BMW is developing a self-driving system with a group of partners, including Intel, Aptiv, and Fiat Chrysler Automobiles, among others. BMW expects to launch its first vehicle with autonomous capabilities in about two years. Separately, it is developing new vehicle architectures that will allow it to build internal-combustion, hybrid, and full battery-electric variants of each of its principal models -- all on the same assembly line, in proportions that can be varied to meet demand as it shifts over time. Its first long-range electric vehicle, a battery-electric version of its X3 crossover SUV, is expected next year. 

BMW has been adding high-margin (internal combustion) SUVs to its product line to help fund those future-tech investments, but it has warned that the new models may only partially offset its increased spending, meaning its margins will likely be squeezed for the next few years.

Ford is also working on a line of electric vehicles, with the first -- a high-performance SUV -- also set to arrive in 2020. But it's taking a different approach to self-driving: Ford took a big stake in an autonomous-vehicle start-up, Argo AI, and essentially deputized the start-up to drive the software side of its in-house development effort. Like BMW, Ford expects to launch a self-driving vehicle in 2021. But Ford's self-driving vehicle will play to its own strengths: It will be aimed at commercial-fleet applications. 

Ford CEO Jim Hackett has also begun restructuring the company itself, streamlining processes to reduce development times and make Ford more able to adapt to market changes quickly. He is also revamping Ford's global product line, reducing spending on low-margin products (sedans) while developing new higher-margin SUVs and commercial vehicles in a bid to boost Ford's margins to ensure that it can make these aggressive future-tech investments. 
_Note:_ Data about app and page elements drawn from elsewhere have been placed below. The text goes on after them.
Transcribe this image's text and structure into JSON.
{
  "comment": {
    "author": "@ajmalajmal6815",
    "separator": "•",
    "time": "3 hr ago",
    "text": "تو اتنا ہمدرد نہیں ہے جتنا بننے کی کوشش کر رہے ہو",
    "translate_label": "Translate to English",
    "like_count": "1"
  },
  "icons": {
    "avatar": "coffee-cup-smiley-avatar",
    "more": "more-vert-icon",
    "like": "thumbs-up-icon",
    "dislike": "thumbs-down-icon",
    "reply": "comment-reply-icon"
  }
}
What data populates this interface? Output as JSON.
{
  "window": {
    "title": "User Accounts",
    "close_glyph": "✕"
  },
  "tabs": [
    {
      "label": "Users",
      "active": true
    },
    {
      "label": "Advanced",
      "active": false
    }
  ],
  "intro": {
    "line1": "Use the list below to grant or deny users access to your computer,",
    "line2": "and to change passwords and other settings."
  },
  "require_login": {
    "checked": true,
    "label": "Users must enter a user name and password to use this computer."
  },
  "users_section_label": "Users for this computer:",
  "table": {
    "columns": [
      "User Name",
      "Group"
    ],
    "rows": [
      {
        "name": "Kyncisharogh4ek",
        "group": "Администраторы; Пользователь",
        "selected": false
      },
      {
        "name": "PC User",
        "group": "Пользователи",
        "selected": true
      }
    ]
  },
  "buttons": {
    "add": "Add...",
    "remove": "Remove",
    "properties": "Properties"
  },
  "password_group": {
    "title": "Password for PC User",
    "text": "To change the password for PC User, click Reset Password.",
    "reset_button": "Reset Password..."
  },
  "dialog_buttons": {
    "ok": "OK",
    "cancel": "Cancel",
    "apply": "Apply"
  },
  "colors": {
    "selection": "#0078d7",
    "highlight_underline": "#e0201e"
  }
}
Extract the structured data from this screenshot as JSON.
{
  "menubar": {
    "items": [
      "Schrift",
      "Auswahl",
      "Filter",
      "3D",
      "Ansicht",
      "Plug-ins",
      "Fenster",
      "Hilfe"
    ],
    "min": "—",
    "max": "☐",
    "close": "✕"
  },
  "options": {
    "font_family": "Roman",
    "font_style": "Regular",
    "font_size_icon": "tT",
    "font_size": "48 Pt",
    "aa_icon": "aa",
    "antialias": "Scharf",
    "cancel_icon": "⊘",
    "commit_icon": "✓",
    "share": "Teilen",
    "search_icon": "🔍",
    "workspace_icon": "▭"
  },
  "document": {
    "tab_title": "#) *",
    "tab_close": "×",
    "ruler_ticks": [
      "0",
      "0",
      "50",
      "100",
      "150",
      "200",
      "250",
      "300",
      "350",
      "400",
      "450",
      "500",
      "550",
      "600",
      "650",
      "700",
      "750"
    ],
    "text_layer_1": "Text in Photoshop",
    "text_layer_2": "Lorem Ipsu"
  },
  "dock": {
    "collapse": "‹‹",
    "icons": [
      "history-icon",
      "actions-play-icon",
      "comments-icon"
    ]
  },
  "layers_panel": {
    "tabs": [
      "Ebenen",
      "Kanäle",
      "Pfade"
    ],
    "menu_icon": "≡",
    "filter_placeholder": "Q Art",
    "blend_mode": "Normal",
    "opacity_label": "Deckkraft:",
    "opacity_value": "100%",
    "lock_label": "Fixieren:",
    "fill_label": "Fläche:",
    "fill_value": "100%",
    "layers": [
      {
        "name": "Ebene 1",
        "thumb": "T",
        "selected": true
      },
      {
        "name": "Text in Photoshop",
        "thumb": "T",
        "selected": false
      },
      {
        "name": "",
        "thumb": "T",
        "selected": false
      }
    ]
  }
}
All together, Ford expects its effort will cost $11 billion over the next three to five years, but it will pay off with fatter margins in time. 

Is Ford or BMW the better buy today? 

You've probably guessed by now that I like both companies as long-term investments. If you hold either, and can afford to be patient, hang on. But I like Ford a little better for new money today, and for a couple of reasons.

First, my sense is that BMW is stretching itself to get electric and autonomous vehicles to market. While its self-driving partnership is promising, I'm not sold on its platform-sharing plan for electrics, which could lead to products that feel compromised next to electric vehicles that were designed as electric vehicles from the ground up. It feels like a budget-minded plan rather than one aimed at market leadership. 

Ford's plans, on the other hand, feel doable -- and very Ford. Its electric vehicles won't be the first to market, but Ford has promised that they'll be practical, fully developed, and easy for mass-market customers to drive and enjoy. And Ford's first autonomous vehicles will benefit from its demonstrated ability to do deep market research with commercial-fleet customers. 

The second point in favor of Ford is its dividend. If Ford really can sustain it through the next recession (and I think it can, unless things get really dire), then an investor who buys Ford stock now and reinvests the dividend could see a nice profit in the early stages of the next post-recession recovery. Ford's strong management team, upcoming new-product blitz, and aggressive future-tech work should keep it among the sector leaders when that recovery arrives.